As part of its annual celebration of National Travel and Tourism Week, the Tremont-based Welcome Center hosted a week of programs intended to spotlight area businesses, organizations and attractions. On Wednesday, representatives of several prominent Itawamba County organizations – the Itawamba County Development Council, MSU-Itawamba Extension Service, Itawamba County Master Gardeners and the Mississippi Tobacco-Free Coalition of Itawamba and Monroe counties – greeted visitors at the welcome center as part of “Itawamba County Day.” Their goal: Drive some of that traffic to local businesses.
“Each year, we try to have local people from our local attractions come out and promote what they have for the tourists,” explained Ann Miller, supervisor at the Itawamba County Welcome Center. “That’s what we’re here for, to push and promote our local attractions.”
That includes providing visitors – in the neighborhood of 388,000 last year, more than any other Mississippi welcome center – with information about eateries, hotels and attractions in Itawamba County, Tupelo and other nearby municipalities.
“You’d be surprised at how many people don’t even know Elvis is from Tupelo,” Miller said. “They think he’s from Memphis.”
According to the logbook for that day, more than 760 people stepped into the welcome center, representing visitors from a handful of states and countries.
“We had the pleasure of meeting tourists traveling from the UK, Alabama, Tennessee, Missouri, Colorado, Florida and so many other places,” said ICDC executive director Vaunita Martin, who spent the day handing our brochures and moon pies. “These tourists were here on vacation, visiting family, and a large number were traveling to attend graduations.
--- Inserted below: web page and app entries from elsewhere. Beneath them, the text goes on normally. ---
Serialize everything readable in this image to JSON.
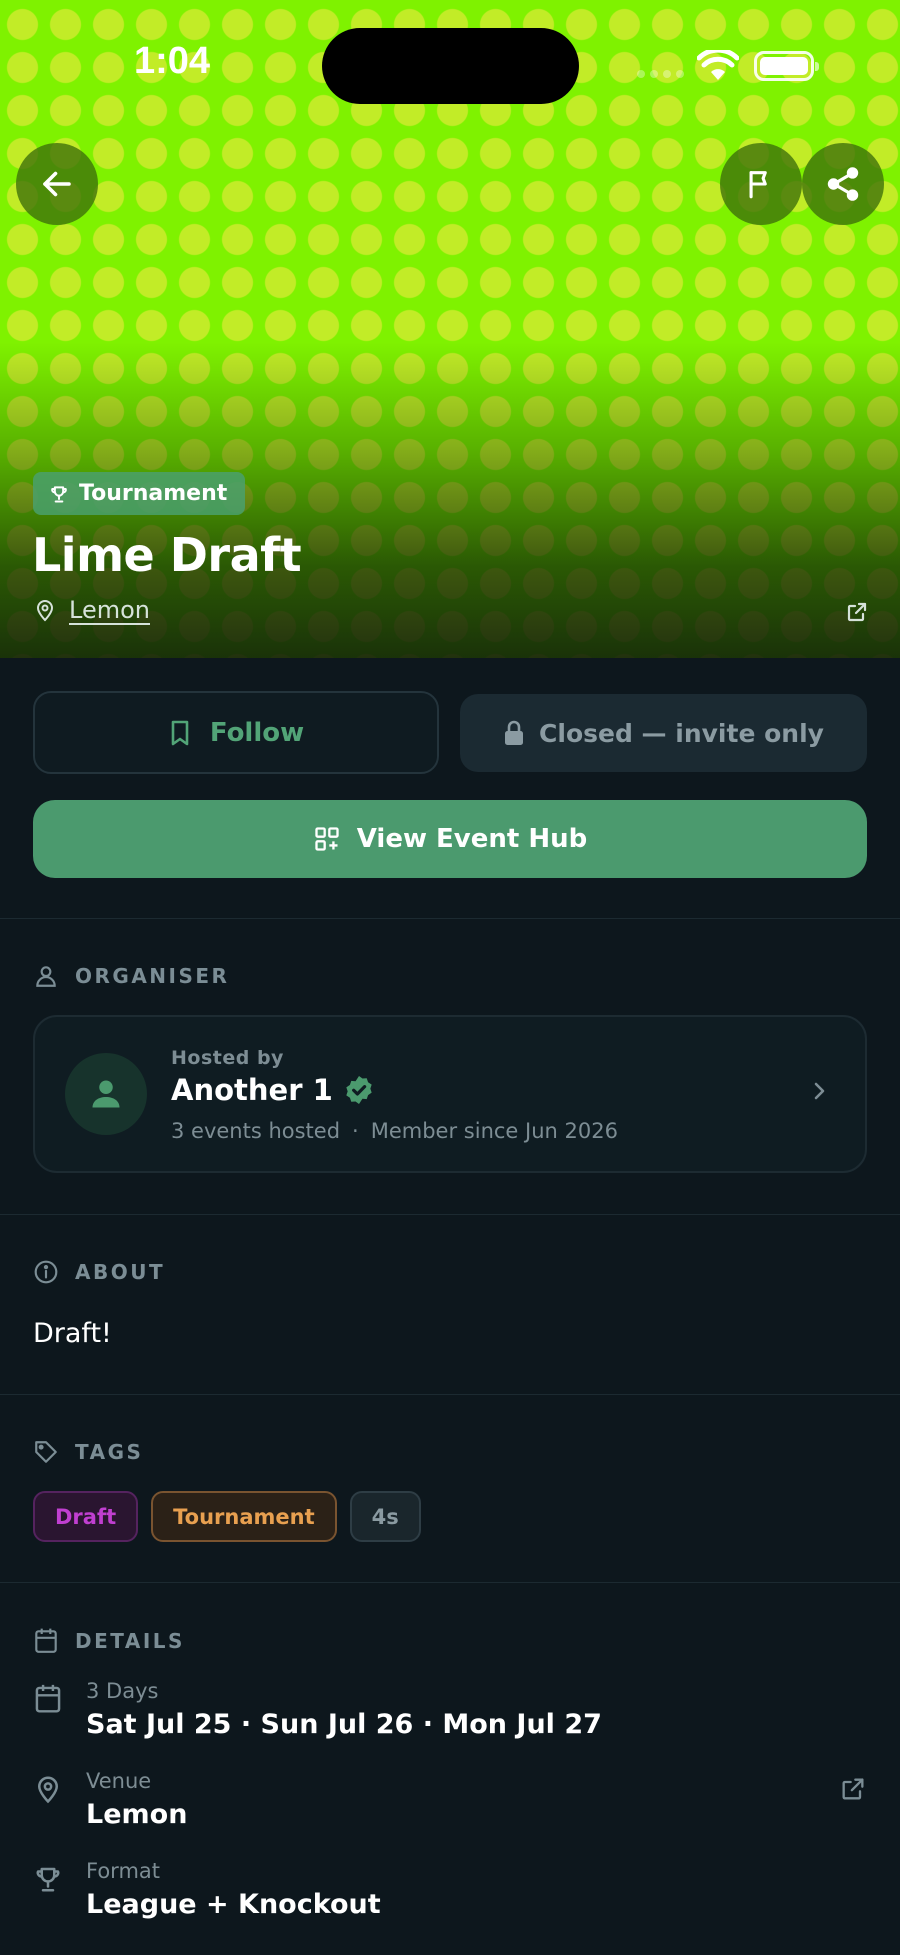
{
  "status_bar": {
    "time": "1:04"
  },
  "event": {
    "type_badge": "Tournament",
    "title": "Lime Draft",
    "location": "Lemon"
  },
  "actions": {
    "follow_label": "Follow",
    "closed_label": "Closed — invite only",
    "hub_label": "View Event Hub"
  },
  "organiser": {
    "heading": "ORGANISER",
    "hosted_by_label": "Hosted by",
    "name": "Another 1",
    "events_hosted": "3 events hosted",
    "separator": "·",
    "member_since": "Member since Jun 2026"
  },
  "about": {
    "heading": "ABOUT",
    "text": "Draft!"
  },
  "tags": {
    "heading": "TAGS",
    "items": [
      "Draft",
      "Tournament",
      "4s"
    ]
  },
  "details": {
    "heading": "DETAILS",
    "dates": {
      "label": "3 Days",
      "value": "Sat Jul 25  ·  Sun Jul 26  ·  Mon Jul 27"
    },
    "venue": {
      "label": "Venue",
      "value": "Lemon"
    },
    "format": {
      "label": "Format",
      "value": "League + Knockout"
    }
  },
  "colors": {
    "accent_green": "#4b9a6e",
    "hero_lime": "#7ff200",
    "background": "#0d171d",
    "tag_draft": "#c03fd0",
    "tag_tournament": "#e8a050"
  }
}
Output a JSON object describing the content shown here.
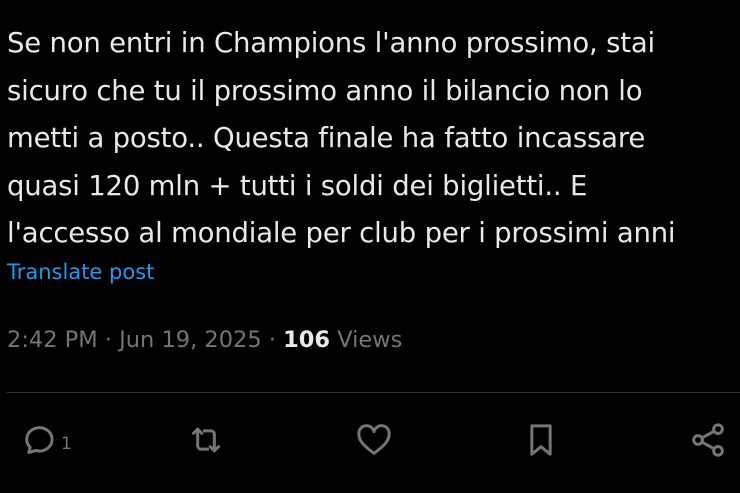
{
  "post": {
    "text_lines": [
      "Se non entri in Champions l'anno prossimo, stai",
      "sicuro che tu il prossimo anno il bilancio non lo",
      "metti a posto..  Questa finale ha fatto incassare",
      "quasi 120 mln + tutti i soldi dei biglietti.. E",
      "l'accesso al mondiale per club per i prossimi anni"
    ],
    "translate_label": "Translate post",
    "time": "2:42 PM",
    "separator": "·",
    "date": "Jun 19, 2025",
    "views_count": "106",
    "views_label": "Views"
  },
  "actions": {
    "reply": {
      "icon": "reply-icon",
      "count": "1"
    },
    "repost": {
      "icon": "repost-icon"
    },
    "like": {
      "icon": "heart-icon"
    },
    "bookmark": {
      "icon": "bookmark-icon"
    },
    "share": {
      "icon": "share-icon"
    }
  },
  "colors": {
    "background": "#000000",
    "text": "#e7e9ea",
    "muted": "#71767b",
    "link": "#1d9bf0",
    "divider": "#2f3336"
  }
}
Our welcome center is the first welcome to our visitors not just to Itawamba County but also to the State of Mississippi.”
Martin said the response to the welcome center was highly complimentary.
“We heard over and over again that our Itawamba Welcome Center was by far the most beautiful and most welcoming one the tourists had ever visited,” she said. “That’s important because it is the very first impression our tourists receive.”
A longtime proponent of the important role tourism plays in growing an economy, Martin said the impact of these first impressions cannot be overestimated.
“These visitors will go back home and share this with all their friends and family, giving us the opportunity for more visitors coming to Itawamba County,” she said. “Visitors bring opportunities for our county and its businesses to acquire positive publicity and increased revenue.”
Visitors spend money in local businesses, and that’s revenue that’s not just being recycled in the community in which it was earned. Economists are fond of calling this kind of money “outside revenue,” and it helps bolster the economy tremendously.
“This new form of income allows for diversifying the income of the county you’re visiting. It brings the opportunity for local officials to increase budgets for infrastructure and schools,” Martin said.
“Itawamba County Day” was just part of a week’s worth of guests. The welcome center also hosted representatives from the Mississippi Department of Transportation, Oxford Convention & Visitor’s Bureau, the Tupelo Community Development Foundation and the Natchez Trace Parkway.